Initially I was confused by WCAG, WAI-ARIA and other standards. I took time to figure out things.
WAI (Web accessibility initiative) produces several standards (recommendations, guides). WCAG (Web Content Accessibility Guidelines) is the “main” one.
WCAG 2.0 is also an ISO standard. WCAG 2.x serves as the basis for a lot of laws, regulations, etc. - requiring AA compliance.
WCAG has several versions. 2.1 is most recent one. 2.2 is working draft.
WCAG 2.x consists of the main document (standard) and 3 supplemental documents:
- How to Meet WCAG 2 (Quick Reference)
- Understanding WCAG 2
- Techniques for WCAG 2
Standard intentionally written without technical details, so it can be applied to different technologies (HTML, JS, CSS, Flash, Silverlight, PDF, etc.). Technical details are listed in “Techniques for WCAG 2”.
Be aware that some of those techniques can be outdated, for example:
- it recommends to use
marginover image spacers and avoid tables for layouts - I thought people stopped doing that in 2010. I also would recommend to use
- it recommends to provide title for each page with the help of HTML
titletag, which obviously would not help screen reader users in context SPA. There is no page reload, so screen reader would not read out new title. Modern solution for this recommendation would be this.
Standard doesn’t specify which kind of disabilities are covered by which recommendation, so it is not always obvious how to test and what to take into account. Some of explanations are given in “Understanding WCAG 2”. But not all of them list disabilities.

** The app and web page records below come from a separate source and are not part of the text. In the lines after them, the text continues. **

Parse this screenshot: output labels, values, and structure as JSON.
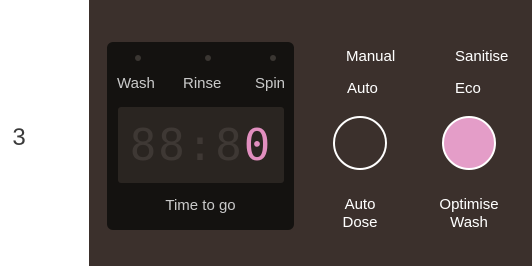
{
  "step_number": "3",
  "display": {
    "cycle_labels": [
      "Wash",
      "Rinse",
      "Spin"
    ],
    "digits_dim": "88:8",
    "digit_lit": "0",
    "time_label": "Time to go"
  },
  "auto_dose": {
    "option_top": "Manual",
    "option_bottom": "Auto",
    "label_line1": "Auto",
    "label_line2": "Dose"
  },
  "optimise_wash": {
    "option_top": "Sanitise",
    "option_bottom": "Eco",
    "label_line1": "Optimise",
    "label_line2": "Wash"
  },
  "colors": {
    "panel": "#3b302c",
    "display": "#141210",
    "accent_pink": "#e49dc8"
  }
}
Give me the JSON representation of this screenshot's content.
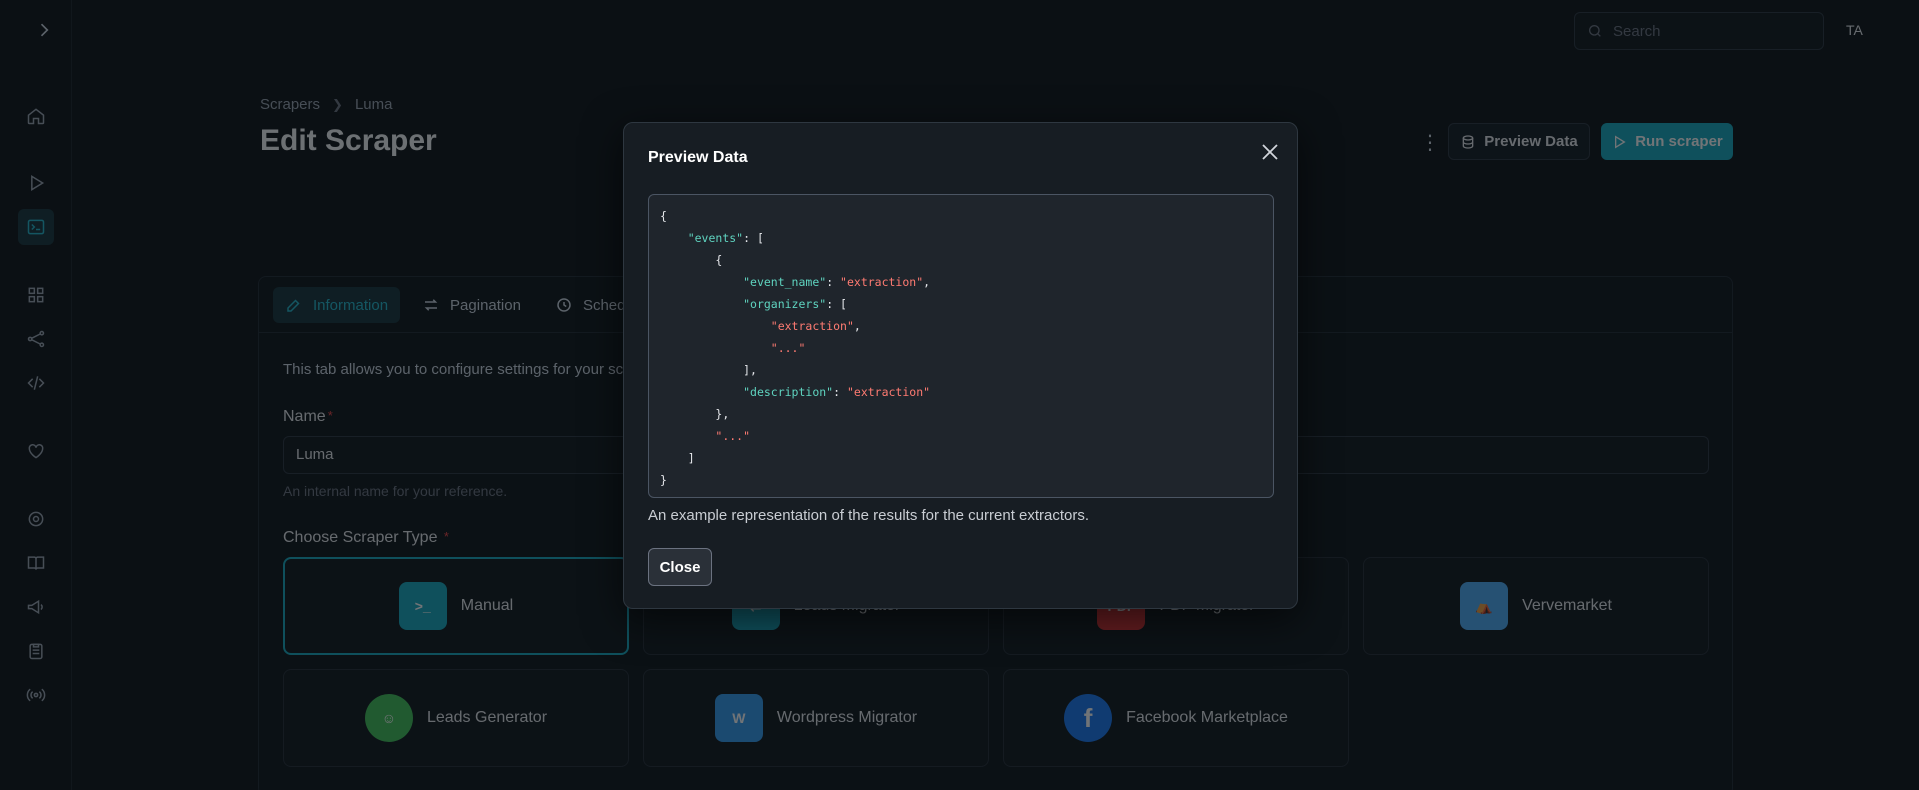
{
  "topbar": {
    "search_placeholder": "Search",
    "avatar_initials": "TA"
  },
  "breadcrumb": {
    "root": "Scrapers",
    "current": "Luma"
  },
  "page": {
    "title": "Edit Scraper"
  },
  "actions": {
    "preview_label": "Preview Data",
    "run_label": "Run scraper"
  },
  "tabs": [
    {
      "label": "Information",
      "active": true
    },
    {
      "label": "Pagination"
    },
    {
      "label": "Schedul"
    }
  ],
  "form": {
    "description": "This tab allows you to configure settings for your sc",
    "name_label": "Name",
    "required_mark": "*",
    "name_value": "Luma",
    "name_hint": "An internal name for your reference.",
    "type_label": "Choose Scraper Type"
  },
  "scraper_types": [
    {
      "label": "Manual",
      "selected": true,
      "icon": "terminal-icon",
      "color": "#15aabf"
    },
    {
      "label": "Leads Migrator",
      "icon": "migrate-icon",
      "color": "#15aabf"
    },
    {
      "label": "PDF Migrator",
      "icon": "pdf-icon",
      "color": "#e03131"
    },
    {
      "label": "Vervemarket",
      "icon": "store-icon",
      "color": "#4dabf7"
    },
    {
      "label": "Leads Generator",
      "icon": "emoji-faces-icon",
      "color": "#40c057"
    },
    {
      "label": "Wordpress Migrator",
      "icon": "wordpress-icon",
      "color": "#339af0"
    },
    {
      "label": "Facebook Marketplace",
      "icon": "facebook-icon",
      "color": "#1877f2"
    }
  ],
  "modal": {
    "title": "Preview Data",
    "description": "An example representation of the results for the current extractors.",
    "close_label": "Close",
    "code": {
      "open_brace": "{",
      "events_key": "\"events\"",
      "event_name_key": "\"event_name\"",
      "organizers_key": "\"organizers\"",
      "description_key": "\"description\"",
      "value": "\"extraction\"",
      "ellipsis": "\"...\"",
      "close_brace": "}"
    }
  },
  "colors": {
    "accent": "#15aabf",
    "key": "#5fd4c0",
    "string": "#ff7b72"
  }
}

To be fair some of recommendations are not targeted for people with special needs, but rather general UX advice, for example:
- provide clear description of buttons and links

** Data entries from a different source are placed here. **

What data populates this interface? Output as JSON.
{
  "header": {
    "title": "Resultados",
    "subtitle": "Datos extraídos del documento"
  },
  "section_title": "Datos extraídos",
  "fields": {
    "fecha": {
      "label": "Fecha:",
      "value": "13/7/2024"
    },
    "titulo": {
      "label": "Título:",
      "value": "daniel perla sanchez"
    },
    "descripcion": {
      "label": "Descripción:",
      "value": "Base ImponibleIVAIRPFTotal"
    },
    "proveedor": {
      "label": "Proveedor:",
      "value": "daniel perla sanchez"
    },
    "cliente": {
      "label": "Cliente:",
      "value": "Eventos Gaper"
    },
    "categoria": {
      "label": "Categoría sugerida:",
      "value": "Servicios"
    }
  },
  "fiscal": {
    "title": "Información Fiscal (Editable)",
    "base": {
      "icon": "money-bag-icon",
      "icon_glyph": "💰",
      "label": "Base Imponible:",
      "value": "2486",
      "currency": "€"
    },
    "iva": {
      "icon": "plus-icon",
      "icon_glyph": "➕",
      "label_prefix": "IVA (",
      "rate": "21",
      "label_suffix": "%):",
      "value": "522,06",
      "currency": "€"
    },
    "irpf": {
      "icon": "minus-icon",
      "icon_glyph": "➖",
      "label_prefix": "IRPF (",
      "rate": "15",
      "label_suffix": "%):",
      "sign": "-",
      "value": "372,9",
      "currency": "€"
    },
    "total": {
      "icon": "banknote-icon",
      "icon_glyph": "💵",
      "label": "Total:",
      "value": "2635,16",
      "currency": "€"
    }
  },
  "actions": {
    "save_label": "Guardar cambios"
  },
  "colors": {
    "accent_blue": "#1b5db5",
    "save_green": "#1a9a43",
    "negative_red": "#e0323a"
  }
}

- same looking elements should not have different actions
Which doesn’t make them worse - just an interesting observation.
“How to Meet WCAG 2 (Quick Reference)" is a checklist for WCAG 2, it essentially the same contet, but suppose to be mroe compact. It suppose to be, but I find it hard to work with (maybe because of strange website structure).
There are other checklists, for example:
Following WCAG will make content more accessible to a wider range of people with disabilities, including accommodations for blindness and low vision, deafness and hearing loss, limited movement, speech disabilities, photosensitivity, and combinations of these, and some accommodation for learning disabilities and cognitive limitations.
But WCAG addresses learning and cognitive disabilities to lesser extent
Significant challenges were encountered in defining additional criteria to address cognitive, language, and learning disabilities, including a short timeline for development as well as challenges in reaching consensus on testability, implementability, and international considerations of proposals.
For those disabilities they made a separate document “Making Content Usable for People with Cognitive and Learning Disabilities”.
Accessible Rich Internet Application (WAI-ARIA 1.1) is additional standard. It meant to specify how interactive component would work in the context of assistive technologies.
It is relatively new compared to WCAG (it was released in 2014). Not all features supported by all assistive technologies.
HTML5 elements come with predefined assistive roles, so if you can use HTML5 tags use them instead of ARIA attributes.
ARIA components built with keyboard accessibility in mind, but not necessarily it will accommodate all assistive technologies, for example applying
gridcell role to
td, will break standard navigation for tables in VoiceOver. So blindly following standard doesn’t guarantee best experience - testing with real device required.
WAI-ARIA mentioned as one of techniques in “Techniques for WCAG 2” - so to some extent it is supplemental document for WCAG 2.
There is main document (standard) and supplemental one: WAI-ARIA Authoring Practices 1.1
There is a working draft of WAI-ARIA v1.2.
WCAG 3.0 is the next major release planed for 2022.
WCAG 3 will addresses some issues of WCAG 2. It will focus more on user testing and will change scoring system.
Use WCAG 2.1 (also using 2.2 is pretty safe, because it will be approved in June this year). Strive for AA. WCAG is more focused on over all experience, not all criteria applicable in context of separate components, for example rule about page title.
WAI-ARIA 1.1 can serve as supplemental material, but prefer HTML5 whenever possible and don’t forget to test with real devices. WAI-ARIA focused on separate components, which seems to be more relevant for design system.
- Digital Accessibility Foundations Free Online Course
- Web Accessibility for Developers
- MDN on Accessibility
- WHO’s International Classification of Impairments, Disabilities, and Handicaps
- Cognitive Accessibility User Research
- Zero to accessibility expert
- “Making Content Usable for People with Cognitive and Learning Disabilities”